I feel so fortunate to be a part of an organization filled with wonderful people who are all dedicated to changing the trajectory of pancreatic cancer. I have written before about struggling with survivor’s guilt. I have wondered why I am here, when so many other amazing people were not lucky enough to make it. Through my involvement with Project Purple, I hope to contribute something meaningful for those affected by Pancreatic Cancer. Out of the worst circumstances in life, we have the opportunity to grow and impart meaningful positive change in the world. I am lucky that I am well enough to be able to make some good come out of the bad. I am thankful for the opportunity to do so.

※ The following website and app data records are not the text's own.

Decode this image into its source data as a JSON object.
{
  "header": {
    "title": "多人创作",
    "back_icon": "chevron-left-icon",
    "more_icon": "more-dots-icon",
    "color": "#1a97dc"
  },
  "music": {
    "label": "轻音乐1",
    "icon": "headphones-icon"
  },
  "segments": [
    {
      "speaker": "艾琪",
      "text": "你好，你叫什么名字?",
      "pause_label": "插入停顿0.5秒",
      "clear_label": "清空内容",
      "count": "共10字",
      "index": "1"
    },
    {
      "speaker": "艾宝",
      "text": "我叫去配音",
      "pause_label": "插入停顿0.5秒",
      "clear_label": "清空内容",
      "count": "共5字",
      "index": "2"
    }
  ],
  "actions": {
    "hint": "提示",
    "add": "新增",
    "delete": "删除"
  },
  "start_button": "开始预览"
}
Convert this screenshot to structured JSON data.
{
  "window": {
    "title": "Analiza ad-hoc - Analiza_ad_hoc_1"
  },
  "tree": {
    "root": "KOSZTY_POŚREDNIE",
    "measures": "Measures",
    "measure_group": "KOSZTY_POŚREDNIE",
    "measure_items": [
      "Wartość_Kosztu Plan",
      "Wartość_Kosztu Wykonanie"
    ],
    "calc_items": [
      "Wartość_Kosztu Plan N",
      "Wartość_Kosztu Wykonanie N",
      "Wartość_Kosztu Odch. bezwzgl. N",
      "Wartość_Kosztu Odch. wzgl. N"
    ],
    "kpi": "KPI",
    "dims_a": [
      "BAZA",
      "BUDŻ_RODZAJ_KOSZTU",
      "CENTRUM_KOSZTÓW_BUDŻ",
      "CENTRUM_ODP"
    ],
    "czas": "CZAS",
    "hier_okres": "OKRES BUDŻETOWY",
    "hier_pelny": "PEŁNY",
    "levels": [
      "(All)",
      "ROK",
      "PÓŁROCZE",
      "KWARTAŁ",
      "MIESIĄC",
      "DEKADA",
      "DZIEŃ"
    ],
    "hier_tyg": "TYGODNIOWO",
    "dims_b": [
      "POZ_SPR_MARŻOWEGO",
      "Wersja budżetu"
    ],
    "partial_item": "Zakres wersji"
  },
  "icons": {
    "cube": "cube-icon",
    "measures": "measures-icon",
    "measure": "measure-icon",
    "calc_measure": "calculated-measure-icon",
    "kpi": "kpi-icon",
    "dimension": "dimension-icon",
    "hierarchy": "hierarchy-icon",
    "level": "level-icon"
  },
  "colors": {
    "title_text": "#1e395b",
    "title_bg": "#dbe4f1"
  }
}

In other news, my come back to running continues. With the help of a 17 mile run last weekend in Cheyenne Canon and an 18 mile run on Saturday in Monument at the Team CRUD club run, I brought my weekly mileage up to around 75 miles. I have been doing some intervals once per week to try to get my fitness level back. I also have been doing weights twice per week, and have committed to doing core work every day for a minimum of ten minutes. I lost so much strength after my surgery and through chemo, and am trying to build it back up. Progress is slow but if I just keep plugging away at it, it will come.
I am feeling lucky these days. So many good things are happening. So, yes, while I have won no money (cancer sure is expensive), I do feel like I have won the lottery in so many other, more meaningful ways.